LibreCAD for Unreal Engine UI
Make a modern gaming-UI as a complete design noob
I recently had to create an UI in Unreal Engine, and being the gimp-grouch that I am, I instantly thought I could (ab-)use LibreCAD, an Open Source technical drawing program, to create a scalable vector UI.
There was just one problem. Unreal Engine can’t import vector graphics.
This article assumes you have basic knowledge of Unreal Engine and C++. LibreCAD, as long as you only want to draw some straight lines, is completely self explanatory.
Now, there are more sensible solutions to this, you could just buy an SVG-importer on the marketplace, for a mere 20 bucks. You could also write your own bare bones Unreal SVG-importer — which would be stupid, since you are never going to do that in less than 30 minutes to justify not spending 20 bucks. But in my mind, I already had settled on an ingenious idea, which felt just too good not to do it.
On Paint — Draw Line
See, Unreal has a great feature/function for UserWidgets, called DrawLine. Since almost all elements in modern UIs can be straight lines and SVG-files exported from LibreCAD usually look like this:
I thought: Why not just feed those points into DrawLine-nodes and generate the entire UI dynamically as lines?
Parsing the SVG
Now since I’m not only a gimp, but also a C++ grouch, I of course didn’t implement a parser natively in Unreal (also because I didn’t want to think about the asset importer). I instead just did, what would have made every first semester computer science student proud and wrote a python script. A python script generating C++ code that is.
Just run this script with the SVG output-file of LibreCAD as the parameter and save the cpp-output of the script.
Exposing the Data to the Blueprint Editor
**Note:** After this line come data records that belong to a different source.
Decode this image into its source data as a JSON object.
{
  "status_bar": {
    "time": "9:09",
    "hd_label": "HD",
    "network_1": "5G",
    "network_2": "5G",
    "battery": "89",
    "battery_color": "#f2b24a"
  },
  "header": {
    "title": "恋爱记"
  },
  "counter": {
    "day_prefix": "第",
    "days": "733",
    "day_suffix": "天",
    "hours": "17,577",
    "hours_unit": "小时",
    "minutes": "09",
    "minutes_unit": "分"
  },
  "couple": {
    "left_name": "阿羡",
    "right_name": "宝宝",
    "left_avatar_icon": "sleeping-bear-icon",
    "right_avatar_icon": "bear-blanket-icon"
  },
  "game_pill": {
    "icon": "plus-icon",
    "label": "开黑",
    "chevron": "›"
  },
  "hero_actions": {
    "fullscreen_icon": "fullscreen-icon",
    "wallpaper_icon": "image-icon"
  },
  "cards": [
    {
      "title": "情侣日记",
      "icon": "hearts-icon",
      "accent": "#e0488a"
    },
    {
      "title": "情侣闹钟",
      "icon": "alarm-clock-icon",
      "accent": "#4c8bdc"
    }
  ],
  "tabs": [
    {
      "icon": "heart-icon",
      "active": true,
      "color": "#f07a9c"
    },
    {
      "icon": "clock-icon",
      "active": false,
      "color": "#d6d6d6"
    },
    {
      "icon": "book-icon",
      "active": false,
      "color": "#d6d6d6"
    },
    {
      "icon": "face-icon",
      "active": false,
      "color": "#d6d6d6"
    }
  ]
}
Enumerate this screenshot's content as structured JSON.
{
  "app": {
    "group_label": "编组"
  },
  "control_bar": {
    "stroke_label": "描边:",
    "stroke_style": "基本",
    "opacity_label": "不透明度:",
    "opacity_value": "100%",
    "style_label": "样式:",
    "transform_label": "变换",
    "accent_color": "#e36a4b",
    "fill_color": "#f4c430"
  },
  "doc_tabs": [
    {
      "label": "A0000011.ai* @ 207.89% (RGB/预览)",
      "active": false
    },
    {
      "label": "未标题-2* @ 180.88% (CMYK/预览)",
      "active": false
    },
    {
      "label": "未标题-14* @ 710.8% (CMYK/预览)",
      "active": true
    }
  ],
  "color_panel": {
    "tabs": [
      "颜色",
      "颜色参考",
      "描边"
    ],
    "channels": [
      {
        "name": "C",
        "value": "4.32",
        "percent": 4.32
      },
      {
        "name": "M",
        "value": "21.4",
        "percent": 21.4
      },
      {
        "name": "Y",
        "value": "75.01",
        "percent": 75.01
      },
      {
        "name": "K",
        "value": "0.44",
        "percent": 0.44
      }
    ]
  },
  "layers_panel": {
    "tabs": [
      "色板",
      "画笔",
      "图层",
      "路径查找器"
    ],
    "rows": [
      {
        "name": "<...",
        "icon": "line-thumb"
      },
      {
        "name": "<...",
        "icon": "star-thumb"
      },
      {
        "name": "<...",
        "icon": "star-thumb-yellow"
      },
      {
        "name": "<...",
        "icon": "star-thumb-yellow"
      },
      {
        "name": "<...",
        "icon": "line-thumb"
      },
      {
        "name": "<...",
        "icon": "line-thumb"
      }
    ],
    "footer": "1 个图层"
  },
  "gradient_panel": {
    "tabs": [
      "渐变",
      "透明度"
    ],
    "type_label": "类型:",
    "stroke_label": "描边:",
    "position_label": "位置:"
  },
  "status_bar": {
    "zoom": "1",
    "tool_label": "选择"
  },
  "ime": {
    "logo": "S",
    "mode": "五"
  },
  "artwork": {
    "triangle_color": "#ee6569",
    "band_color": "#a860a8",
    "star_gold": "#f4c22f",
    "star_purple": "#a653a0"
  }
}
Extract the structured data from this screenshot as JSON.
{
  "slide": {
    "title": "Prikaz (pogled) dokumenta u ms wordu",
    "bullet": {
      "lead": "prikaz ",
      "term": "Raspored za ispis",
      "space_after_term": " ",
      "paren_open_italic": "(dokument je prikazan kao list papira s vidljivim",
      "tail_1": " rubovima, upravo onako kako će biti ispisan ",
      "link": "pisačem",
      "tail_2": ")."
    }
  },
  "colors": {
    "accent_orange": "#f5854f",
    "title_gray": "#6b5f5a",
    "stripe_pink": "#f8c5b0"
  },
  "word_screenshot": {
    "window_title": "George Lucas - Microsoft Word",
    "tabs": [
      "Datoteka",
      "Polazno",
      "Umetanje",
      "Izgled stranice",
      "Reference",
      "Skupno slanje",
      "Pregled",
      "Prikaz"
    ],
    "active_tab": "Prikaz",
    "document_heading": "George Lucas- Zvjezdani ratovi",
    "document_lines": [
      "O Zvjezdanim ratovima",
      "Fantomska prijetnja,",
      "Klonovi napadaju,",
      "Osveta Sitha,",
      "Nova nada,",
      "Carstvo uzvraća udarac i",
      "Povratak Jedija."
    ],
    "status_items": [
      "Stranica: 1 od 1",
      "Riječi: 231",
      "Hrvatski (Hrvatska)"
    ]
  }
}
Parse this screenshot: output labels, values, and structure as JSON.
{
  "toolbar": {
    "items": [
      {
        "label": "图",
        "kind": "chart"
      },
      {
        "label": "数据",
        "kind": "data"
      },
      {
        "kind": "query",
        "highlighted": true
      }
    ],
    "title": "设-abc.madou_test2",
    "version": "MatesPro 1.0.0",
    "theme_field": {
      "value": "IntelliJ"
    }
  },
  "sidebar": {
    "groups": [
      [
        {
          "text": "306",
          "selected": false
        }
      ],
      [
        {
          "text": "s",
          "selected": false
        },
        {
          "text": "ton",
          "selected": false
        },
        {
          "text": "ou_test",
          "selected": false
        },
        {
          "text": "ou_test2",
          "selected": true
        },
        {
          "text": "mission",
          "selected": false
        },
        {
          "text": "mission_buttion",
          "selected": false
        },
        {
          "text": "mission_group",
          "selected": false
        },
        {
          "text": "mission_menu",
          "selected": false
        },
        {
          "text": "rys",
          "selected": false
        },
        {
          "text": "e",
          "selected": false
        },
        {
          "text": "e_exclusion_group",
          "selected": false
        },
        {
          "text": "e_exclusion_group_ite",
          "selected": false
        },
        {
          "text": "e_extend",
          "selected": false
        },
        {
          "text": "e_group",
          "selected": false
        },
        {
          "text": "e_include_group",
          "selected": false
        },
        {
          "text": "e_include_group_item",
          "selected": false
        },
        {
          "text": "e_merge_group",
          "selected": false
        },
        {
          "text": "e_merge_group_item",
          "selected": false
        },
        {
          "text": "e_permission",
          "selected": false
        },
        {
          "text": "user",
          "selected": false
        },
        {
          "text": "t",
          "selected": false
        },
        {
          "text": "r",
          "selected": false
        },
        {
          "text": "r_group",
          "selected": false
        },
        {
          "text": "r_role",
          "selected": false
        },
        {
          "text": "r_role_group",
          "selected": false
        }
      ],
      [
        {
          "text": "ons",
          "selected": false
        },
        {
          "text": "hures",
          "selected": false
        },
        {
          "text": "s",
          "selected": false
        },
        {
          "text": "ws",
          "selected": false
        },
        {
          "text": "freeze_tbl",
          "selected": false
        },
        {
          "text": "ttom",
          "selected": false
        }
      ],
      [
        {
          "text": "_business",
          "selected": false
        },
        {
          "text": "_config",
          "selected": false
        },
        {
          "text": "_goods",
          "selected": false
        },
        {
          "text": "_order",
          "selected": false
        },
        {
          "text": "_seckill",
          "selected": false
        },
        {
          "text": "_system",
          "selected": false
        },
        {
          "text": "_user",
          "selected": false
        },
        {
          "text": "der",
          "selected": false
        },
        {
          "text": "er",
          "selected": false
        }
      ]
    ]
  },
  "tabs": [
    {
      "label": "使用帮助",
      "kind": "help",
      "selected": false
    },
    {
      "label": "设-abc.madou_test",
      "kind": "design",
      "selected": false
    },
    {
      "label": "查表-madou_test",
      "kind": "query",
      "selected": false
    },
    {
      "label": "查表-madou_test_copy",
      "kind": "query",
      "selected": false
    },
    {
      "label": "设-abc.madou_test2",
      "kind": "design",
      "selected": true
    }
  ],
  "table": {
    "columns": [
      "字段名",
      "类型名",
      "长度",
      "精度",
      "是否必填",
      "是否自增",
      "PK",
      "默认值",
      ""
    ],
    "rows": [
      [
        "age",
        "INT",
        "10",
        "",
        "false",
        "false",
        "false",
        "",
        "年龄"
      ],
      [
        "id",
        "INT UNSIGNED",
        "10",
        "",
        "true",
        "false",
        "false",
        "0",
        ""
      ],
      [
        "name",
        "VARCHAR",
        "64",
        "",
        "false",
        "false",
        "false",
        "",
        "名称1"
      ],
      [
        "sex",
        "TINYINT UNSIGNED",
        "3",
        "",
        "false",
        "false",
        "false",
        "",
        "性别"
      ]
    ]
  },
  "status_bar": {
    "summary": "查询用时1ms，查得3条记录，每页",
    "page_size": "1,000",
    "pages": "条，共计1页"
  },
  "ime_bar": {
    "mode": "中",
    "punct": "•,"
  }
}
Open up your Unreal project and create a new C++ class:
Make it a C++ “BlueprintLibrary”, and add a function exposing two Unreal-TArrays of Vector2Ds to the blueprint editor, one for the starting points and one for the end points of each respective line.
Implement the functions in the respective .cpp-file and paste in the output of the python script.
Hit recompile in the editor. If this is the first time you are compiling a C++ class in Unreal, get a coffee now, because this might take a while.
Create a new, empty UserWidget (right-click in main editor->new Blueprint->All Classes->search for “UserWidget”). Don’t forget to add it to your viewport, for example in the “EventBeginPlay” of your character (or via a HUD-class).
In order to use the DrawLines-node, you should overwrite the “OnPaint”-function of your UserWidget.
You should have a function called “loadLines” available in the blueprint editor. This function should provide the two arrays as output pins. If not, check if the compilation has succeeded and try restarting your editor, sometimes Unreal just doesn’t reload changed files correctly.
Simply connect the endpoint array (or “Start Points”, doesn’t really matter) to a for-loop and use the “Array Index” pin to get the relevant position from the other array. Then let the “Loop Body” execute the “Draw Line”-function, using the two elements of the arrays as “Position A” and “Position B”.
Customizing In Unreal
Now that you have created a minimal working example, you can offset, scale or repeat your figures however you want (by adding or multiplying constant values onto the 2D-vectors), creating, in my opinion, pretty good looking and also perfectly scalable UI-elements.
Here is a small example macro which applies an offset to a point (Vector2D), just to give you some ideas:
And here is the end result. I just repeated the pattern a few times and multiplied the offset with the “Array Index”-pin:
Feel free to share your thoughts or ask a question!